--- DATA PROVIDED ---
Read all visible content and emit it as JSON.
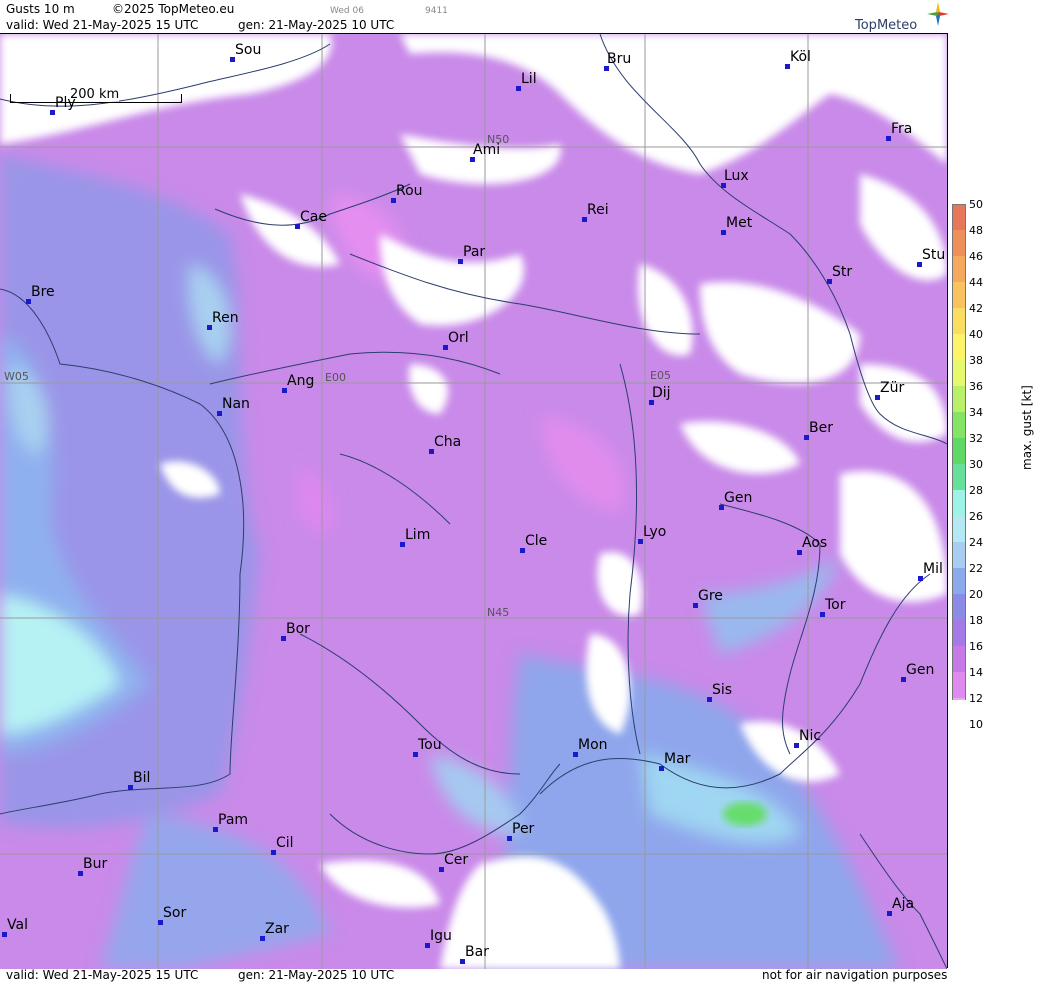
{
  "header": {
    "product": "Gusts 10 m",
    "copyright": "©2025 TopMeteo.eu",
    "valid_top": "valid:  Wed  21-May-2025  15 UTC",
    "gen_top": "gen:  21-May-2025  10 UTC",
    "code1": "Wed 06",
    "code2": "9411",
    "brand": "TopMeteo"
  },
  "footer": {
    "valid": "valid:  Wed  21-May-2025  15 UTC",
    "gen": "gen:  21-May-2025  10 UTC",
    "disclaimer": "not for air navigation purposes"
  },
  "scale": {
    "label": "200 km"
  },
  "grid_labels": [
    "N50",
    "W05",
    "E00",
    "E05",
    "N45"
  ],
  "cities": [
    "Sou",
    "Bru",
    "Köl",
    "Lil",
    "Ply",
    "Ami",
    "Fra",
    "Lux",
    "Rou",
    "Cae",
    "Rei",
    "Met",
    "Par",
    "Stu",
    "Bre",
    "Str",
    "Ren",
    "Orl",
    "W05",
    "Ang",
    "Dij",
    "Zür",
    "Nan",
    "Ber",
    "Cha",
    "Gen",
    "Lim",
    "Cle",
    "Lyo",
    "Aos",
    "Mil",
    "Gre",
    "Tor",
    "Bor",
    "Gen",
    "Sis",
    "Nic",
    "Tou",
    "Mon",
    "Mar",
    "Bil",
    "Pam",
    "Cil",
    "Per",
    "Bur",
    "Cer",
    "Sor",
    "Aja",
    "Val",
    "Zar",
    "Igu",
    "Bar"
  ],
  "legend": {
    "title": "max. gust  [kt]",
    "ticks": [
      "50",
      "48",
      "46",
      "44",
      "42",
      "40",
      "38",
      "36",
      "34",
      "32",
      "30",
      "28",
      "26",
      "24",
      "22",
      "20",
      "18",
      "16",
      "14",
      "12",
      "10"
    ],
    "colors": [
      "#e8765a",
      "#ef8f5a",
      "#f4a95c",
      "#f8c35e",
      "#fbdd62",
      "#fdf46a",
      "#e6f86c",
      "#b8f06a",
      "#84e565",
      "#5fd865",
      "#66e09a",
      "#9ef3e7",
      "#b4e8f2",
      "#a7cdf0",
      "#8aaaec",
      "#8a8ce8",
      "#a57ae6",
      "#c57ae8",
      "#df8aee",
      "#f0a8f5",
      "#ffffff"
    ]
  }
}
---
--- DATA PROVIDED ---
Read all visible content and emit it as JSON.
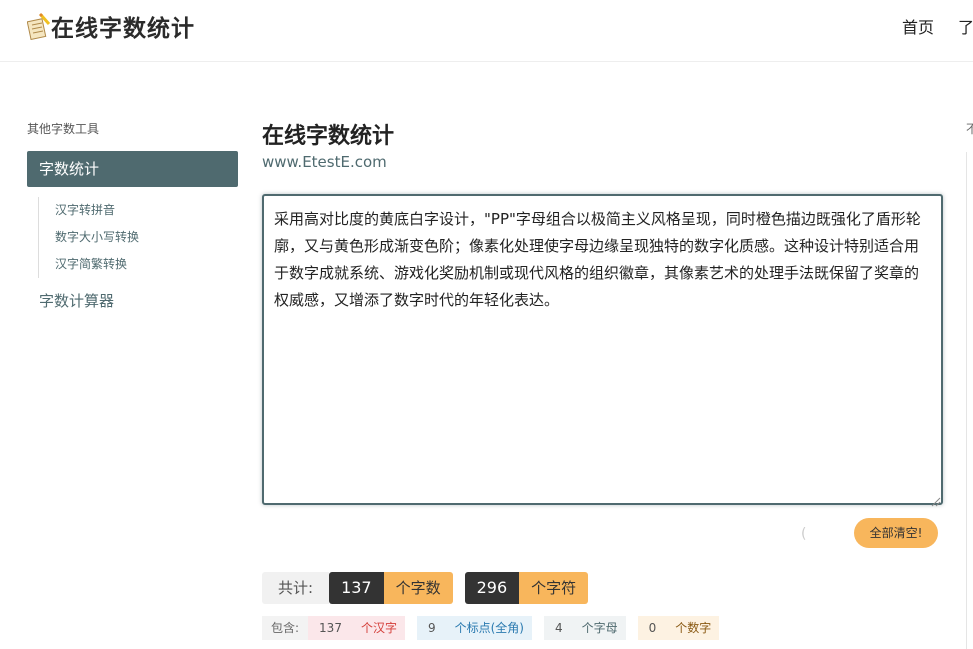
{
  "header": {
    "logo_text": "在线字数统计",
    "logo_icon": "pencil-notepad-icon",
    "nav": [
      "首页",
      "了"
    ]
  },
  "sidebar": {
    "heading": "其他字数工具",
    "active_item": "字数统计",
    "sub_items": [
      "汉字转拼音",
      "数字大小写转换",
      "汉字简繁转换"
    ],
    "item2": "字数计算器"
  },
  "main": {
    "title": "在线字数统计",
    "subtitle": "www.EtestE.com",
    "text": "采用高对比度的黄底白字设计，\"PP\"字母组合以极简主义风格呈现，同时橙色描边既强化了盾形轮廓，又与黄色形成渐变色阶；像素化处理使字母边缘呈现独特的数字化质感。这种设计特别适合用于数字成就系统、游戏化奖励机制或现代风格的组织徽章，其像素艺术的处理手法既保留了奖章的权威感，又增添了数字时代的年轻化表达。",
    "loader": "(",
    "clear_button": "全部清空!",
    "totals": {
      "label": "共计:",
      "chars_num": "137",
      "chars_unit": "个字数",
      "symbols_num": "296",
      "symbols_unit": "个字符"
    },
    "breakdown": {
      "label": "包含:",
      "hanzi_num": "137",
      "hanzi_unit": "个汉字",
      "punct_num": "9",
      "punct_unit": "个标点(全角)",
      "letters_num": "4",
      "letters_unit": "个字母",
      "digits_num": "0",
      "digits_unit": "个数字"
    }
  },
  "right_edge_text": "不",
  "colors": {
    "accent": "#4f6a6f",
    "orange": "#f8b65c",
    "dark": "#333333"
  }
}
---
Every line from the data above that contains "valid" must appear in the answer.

- [PROBLEM SOLUTION]
    "valid_top": "valid:  Wed  21-May-2025  15 UTC",
    "valid": "valid:  Wed  21-May-2025  15 UTC",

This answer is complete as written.